A tort is a civil cause of action wherein the defendant, or tortfeasor, breaches his or her legal duty to act, resulting in injury or loss to the plaintiff. In the context of family law, one party including a spouse owes certain duties to the other party or spouse. When one party breaches their duty, and the other suffers harm as result, there may be a cause of action for a domestic tort. These torts may be required to be brought in a dissolution of marriage action, or certain other actions.
For example, the intentional transmission of a sexually transmitted disease is a domestic tort in Florida for which one spouse may seek damages against the offending spouse. Other examples involve domestic violence (assault, battery, etc.), negligence, intentional interference with child custody, and intentional infliction of emotional distress, to name a few. Each tort has certain elements, which the victim spouse must prove, in order to sustain a claim for a domestic tort.
If a domestic tort claim is successful, the victim spouse may be able to recover medical expenses, mental health treatment expenses, money for loss of earning capacity, and other monies from the offending spouse as a result of the tort.
Although it may be possible to raise a tort claim after a divorce, it is important to keep in mind that tort and civil claims are subject to the statute of limitations, meaning that you have only a certain period of time to bring forth the claims. Therefore, it is important that you make your attorney aware of your circumstances if you believe you may be the victim of or accused of a domestic tort or the subject of or the proponent of another civil claim.
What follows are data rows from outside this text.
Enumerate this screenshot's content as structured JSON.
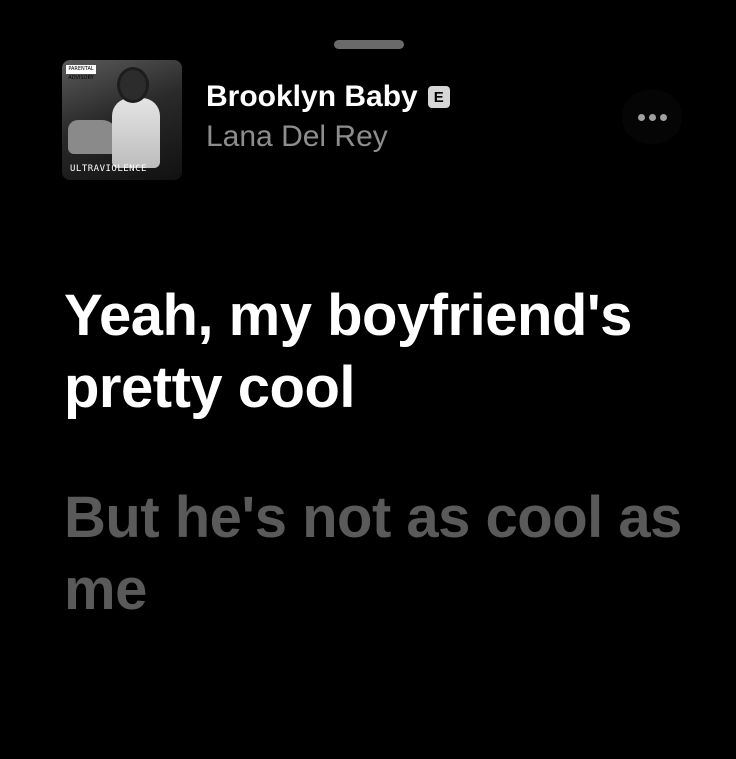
{
  "track": {
    "title": "Brooklyn Baby",
    "explicit_badge": "E",
    "artist": "Lana Del Rey",
    "album_art_label": "ULTRAVIOLENCE",
    "album_art_advisory": "PARENTAL ADVISORY"
  },
  "lyrics": {
    "current_line": "Yeah, my boyfriend's pretty cool",
    "next_line": "But he's not as cool as me"
  },
  "icons": {
    "more": "ellipsis-icon",
    "grabber": "sheet-grabber"
  },
  "colors": {
    "background": "#000000",
    "current_lyric": "#ffffff",
    "upcoming_lyric": "#5a5a5a",
    "artist_text": "#8d8d8d"
  }
}
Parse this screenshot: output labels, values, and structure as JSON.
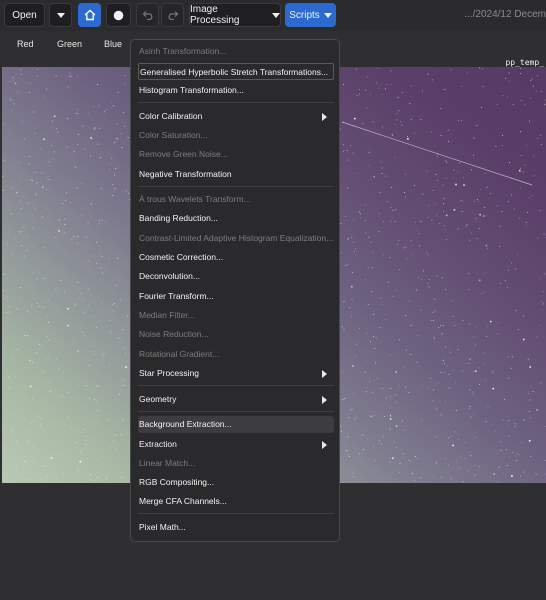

To receive more information regarding domestic torts and or other civil claims, please contact our office to schedule a confidential consultation with our attorneys at our office in Naples, Florida.